= Your task =
Look below for the line with "Transcribe this image's", then repeat it and all lines after it, exactly, minus any pictures.

= Supplied information =
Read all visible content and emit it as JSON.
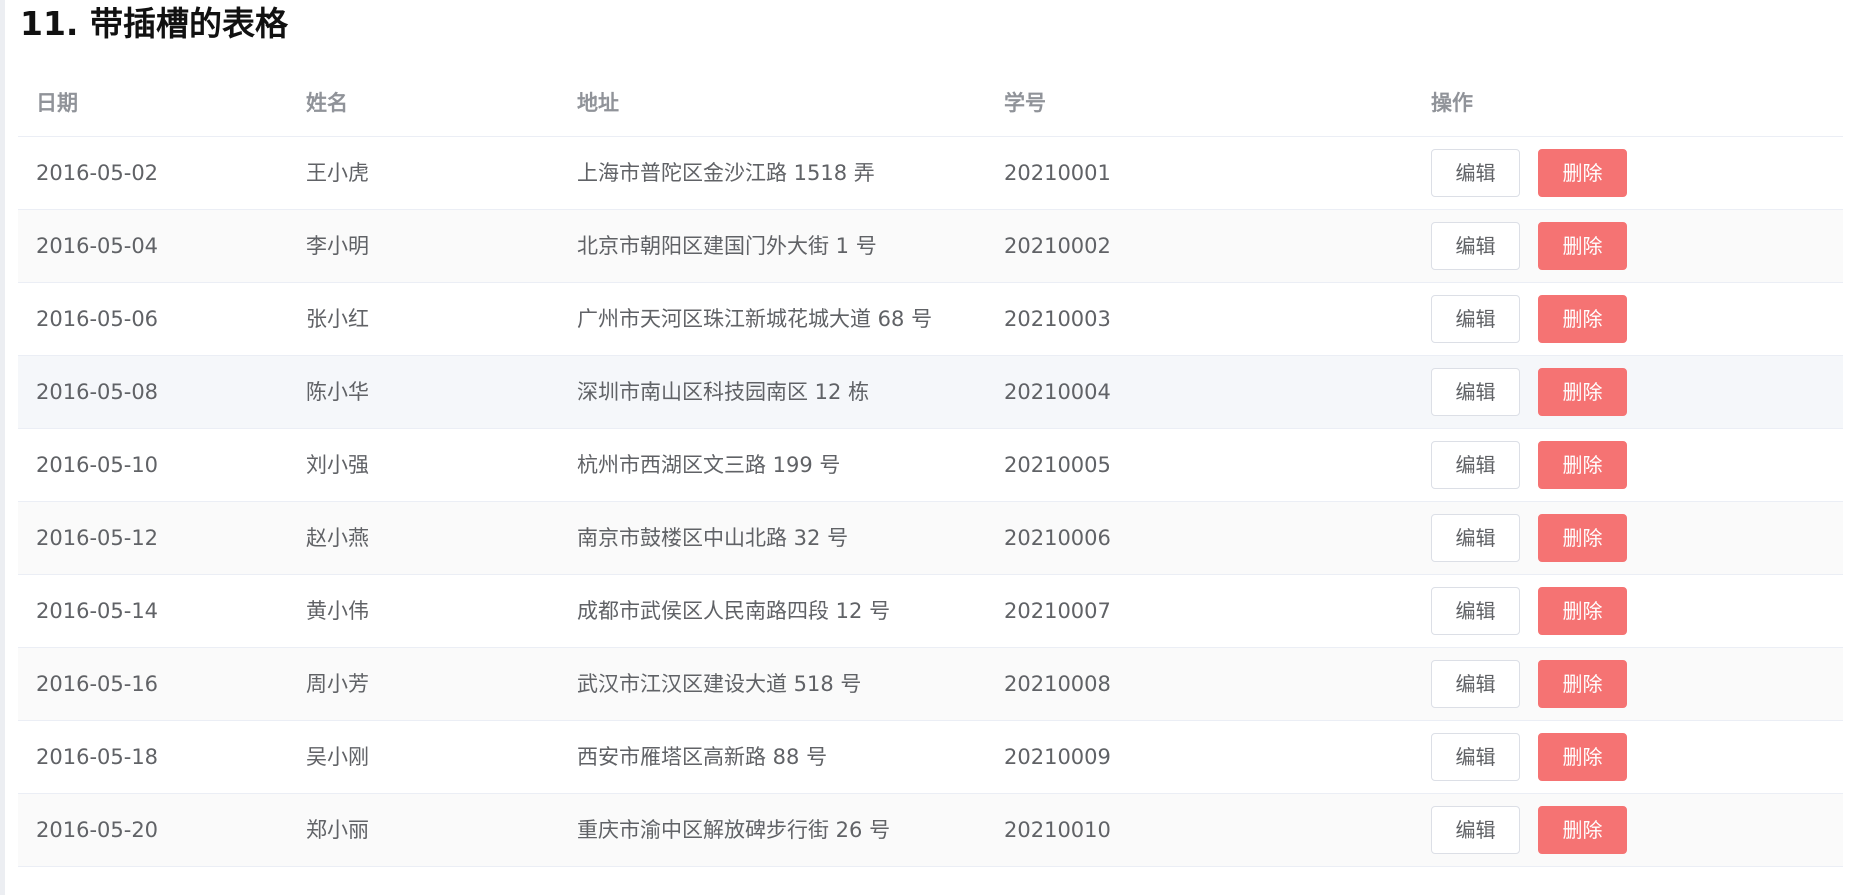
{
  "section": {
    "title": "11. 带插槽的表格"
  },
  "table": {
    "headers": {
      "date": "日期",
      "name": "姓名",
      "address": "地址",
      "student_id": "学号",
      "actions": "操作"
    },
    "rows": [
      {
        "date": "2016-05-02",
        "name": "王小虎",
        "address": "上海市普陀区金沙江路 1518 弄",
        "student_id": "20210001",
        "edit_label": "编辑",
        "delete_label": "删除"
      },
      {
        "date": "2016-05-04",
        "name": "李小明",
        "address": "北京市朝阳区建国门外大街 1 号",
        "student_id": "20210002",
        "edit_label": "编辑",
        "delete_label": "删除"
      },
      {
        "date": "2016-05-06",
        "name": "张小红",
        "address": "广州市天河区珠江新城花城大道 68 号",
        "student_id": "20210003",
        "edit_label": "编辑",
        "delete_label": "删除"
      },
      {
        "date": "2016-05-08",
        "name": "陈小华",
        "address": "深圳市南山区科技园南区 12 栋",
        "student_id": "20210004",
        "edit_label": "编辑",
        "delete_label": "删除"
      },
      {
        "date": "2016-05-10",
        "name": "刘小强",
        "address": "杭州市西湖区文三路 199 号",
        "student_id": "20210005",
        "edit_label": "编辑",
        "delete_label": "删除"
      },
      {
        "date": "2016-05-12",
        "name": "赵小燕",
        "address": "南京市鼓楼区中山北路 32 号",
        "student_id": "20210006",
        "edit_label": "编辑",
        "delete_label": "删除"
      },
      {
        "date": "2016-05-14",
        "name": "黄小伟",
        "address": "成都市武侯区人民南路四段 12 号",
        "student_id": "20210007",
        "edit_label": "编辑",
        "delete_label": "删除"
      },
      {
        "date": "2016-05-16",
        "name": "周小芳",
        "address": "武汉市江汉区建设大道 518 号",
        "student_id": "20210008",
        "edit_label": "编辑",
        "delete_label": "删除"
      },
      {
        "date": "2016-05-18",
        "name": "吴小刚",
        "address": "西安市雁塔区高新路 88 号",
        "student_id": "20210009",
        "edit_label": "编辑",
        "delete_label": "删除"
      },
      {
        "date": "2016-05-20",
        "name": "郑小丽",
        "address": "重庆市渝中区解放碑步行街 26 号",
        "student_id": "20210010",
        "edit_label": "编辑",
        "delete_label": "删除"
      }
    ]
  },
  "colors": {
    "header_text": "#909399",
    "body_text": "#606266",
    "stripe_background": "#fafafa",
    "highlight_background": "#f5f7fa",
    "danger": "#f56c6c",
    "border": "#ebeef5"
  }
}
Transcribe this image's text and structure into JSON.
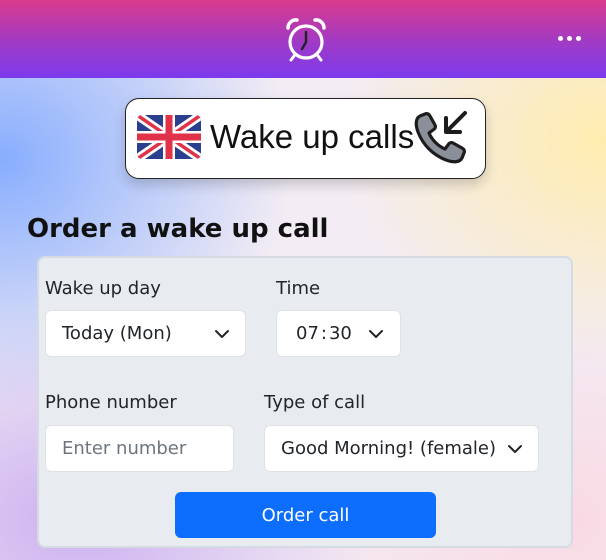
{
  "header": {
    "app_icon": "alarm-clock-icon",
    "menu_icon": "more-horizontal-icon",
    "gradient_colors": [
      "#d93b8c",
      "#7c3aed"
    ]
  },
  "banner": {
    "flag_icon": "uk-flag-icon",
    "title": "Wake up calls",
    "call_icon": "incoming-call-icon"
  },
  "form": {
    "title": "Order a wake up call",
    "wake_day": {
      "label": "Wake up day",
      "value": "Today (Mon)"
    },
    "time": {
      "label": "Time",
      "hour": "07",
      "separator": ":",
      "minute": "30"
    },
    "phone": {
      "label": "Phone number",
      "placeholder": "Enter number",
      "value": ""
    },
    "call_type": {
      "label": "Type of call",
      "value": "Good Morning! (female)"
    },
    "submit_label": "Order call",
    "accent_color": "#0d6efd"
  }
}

= Task result =
Transcribe this image's text and structure into JSON.
{
  "header": {
    "app_icon": "alarm-clock-icon",
    "menu_icon": "more-horizontal-icon",
    "gradient_colors": [
      "#d93b8c",
      "#7c3aed"
    ]
  },
  "banner": {
    "flag_icon": "uk-flag-icon",
    "title": "Wake up calls",
    "call_icon": "incoming-call-icon"
  },
  "form": {
    "title": "Order a wake up call",
    "wake_day": {
      "label": "Wake up day",
      "value": "Today (Mon)"
    },
    "time": {
      "label": "Time",
      "hour": "07",
      "separator": ":",
      "minute": "30"
    },
    "phone": {
      "label": "Phone number",
      "placeholder": "Enter number",
      "value": ""
    },
    "call_type": {
      "label": "Type of call",
      "value": "Good Morning! (female)"
    },
    "submit_label": "Order call",
    "accent_color": "#0d6efd"
  }
}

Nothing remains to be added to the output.